Was Whitney Houston’s death caused by a belief that she could not contain her emotional pain? She was self-medicating with alcohol and prescription drugs and it went terribly wrong. What if Whitney had believed she could contain her pain and any other emotions that might come? She might still be living.
We humans are programmed to move away from pain and towards comfort. Whitney Houston fell squarely into this programming and, if we’re honest, we all do in some way, shape or form. Whitney just fell deeper. Here are some things I believe:
1–Life can be very, very painful.
2–This pain is not evenly distributed; some people carry more than others.
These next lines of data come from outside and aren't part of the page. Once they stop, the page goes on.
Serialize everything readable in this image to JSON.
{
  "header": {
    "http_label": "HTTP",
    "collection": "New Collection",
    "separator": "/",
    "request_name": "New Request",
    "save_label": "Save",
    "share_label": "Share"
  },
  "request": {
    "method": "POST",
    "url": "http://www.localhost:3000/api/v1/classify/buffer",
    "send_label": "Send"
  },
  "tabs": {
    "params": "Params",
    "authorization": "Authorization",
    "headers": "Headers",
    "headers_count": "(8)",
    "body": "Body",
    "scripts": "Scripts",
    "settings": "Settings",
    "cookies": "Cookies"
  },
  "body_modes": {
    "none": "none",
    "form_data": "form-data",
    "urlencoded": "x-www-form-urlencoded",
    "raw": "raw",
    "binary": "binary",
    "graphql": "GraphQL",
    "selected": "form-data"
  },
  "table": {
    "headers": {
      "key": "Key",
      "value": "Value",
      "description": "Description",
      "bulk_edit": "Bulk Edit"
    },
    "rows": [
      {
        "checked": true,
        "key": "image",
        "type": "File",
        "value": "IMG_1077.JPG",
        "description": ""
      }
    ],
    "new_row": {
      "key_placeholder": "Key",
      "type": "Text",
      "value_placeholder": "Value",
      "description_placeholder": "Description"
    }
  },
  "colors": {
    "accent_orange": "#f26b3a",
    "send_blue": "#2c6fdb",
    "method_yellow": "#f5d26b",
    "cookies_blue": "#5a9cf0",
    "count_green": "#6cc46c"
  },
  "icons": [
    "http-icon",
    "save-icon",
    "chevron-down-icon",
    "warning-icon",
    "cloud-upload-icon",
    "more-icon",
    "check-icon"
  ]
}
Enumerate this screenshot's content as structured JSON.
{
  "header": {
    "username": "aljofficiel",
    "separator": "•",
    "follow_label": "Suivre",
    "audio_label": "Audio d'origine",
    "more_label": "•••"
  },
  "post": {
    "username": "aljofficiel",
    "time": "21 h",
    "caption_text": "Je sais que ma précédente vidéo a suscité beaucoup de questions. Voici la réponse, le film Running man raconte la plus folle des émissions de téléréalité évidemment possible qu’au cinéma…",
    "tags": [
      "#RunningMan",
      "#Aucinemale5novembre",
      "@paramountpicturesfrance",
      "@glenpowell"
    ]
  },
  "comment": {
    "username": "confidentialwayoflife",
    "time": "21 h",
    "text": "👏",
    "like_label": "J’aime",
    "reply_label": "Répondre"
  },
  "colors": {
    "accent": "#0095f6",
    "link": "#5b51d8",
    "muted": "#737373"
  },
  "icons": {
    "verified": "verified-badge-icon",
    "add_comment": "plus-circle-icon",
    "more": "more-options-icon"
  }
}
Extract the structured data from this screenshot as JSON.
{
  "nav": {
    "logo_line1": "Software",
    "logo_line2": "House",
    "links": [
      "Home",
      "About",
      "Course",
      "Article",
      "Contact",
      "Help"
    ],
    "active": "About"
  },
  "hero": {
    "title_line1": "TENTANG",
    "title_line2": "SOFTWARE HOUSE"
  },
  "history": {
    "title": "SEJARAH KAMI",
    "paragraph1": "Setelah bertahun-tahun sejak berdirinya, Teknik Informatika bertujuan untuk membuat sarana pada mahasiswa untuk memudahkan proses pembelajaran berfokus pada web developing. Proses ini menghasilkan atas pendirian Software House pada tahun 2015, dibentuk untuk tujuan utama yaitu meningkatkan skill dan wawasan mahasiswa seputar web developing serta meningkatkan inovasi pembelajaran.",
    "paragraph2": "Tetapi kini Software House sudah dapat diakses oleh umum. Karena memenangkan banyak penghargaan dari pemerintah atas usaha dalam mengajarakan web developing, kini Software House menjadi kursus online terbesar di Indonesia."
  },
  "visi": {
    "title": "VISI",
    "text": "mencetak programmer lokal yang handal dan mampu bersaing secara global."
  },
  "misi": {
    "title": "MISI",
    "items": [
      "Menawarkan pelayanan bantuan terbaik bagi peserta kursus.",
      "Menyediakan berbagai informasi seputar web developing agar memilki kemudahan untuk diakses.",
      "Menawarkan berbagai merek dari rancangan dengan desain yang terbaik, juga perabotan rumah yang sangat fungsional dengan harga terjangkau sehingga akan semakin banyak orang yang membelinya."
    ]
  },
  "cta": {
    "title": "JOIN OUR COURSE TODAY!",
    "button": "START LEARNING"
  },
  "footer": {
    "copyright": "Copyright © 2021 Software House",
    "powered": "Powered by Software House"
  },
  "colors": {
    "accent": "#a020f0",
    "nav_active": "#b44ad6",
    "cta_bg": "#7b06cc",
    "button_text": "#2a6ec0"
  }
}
3–Our world offers myriad false remedies that we adopt to cope with pain.
After a death like this, there is a predictable uproar about substance and medication abuse and their dangers. For some, Whitney’s death will be the wake up call and they will get treatment! But for all of us, do we hear the more subtle invitation? If we, like Whitney, are moving away from pain and coping in some potentially destructive way, how do we get the courage to develop ourselves as people willing to experience pain for the sake of our own growth and transformation?
Recently I have been working with the idea that most clients who come for counseling can be diagnosed with distress intolerance. The work of therapy is to help these clients figure out that their distress is, in fact, tolerable. More tolerable than their avoidance strategy, which has either fallen apart or caused untenable problems. If it were still holding up, why come in for treatment, after all? The things that bring folks into counseling are all too often programs to avoid pain; OCD, agoraphobia, avoidant personality disorder, and also infidelity, passivity, and aggression. Counseling would be an intolerable job if it weren’t for my unwavering belief that people can be supported, taught, and helped to build or recognize within themselves what they need to tolerate emotional distress. The container is there, but in some cases it has never been used. God made us with this capacity and delights to reveal it, grow it, and strengthen it. Choosing that path, the one of of healing and integration, requires courage and faith because it involves allowing the variety of human emotions rather than avoiding or coping with them. It is not an easy path, but it leads somewhere….to life and freedom.
How do you experience your own distress intolerance?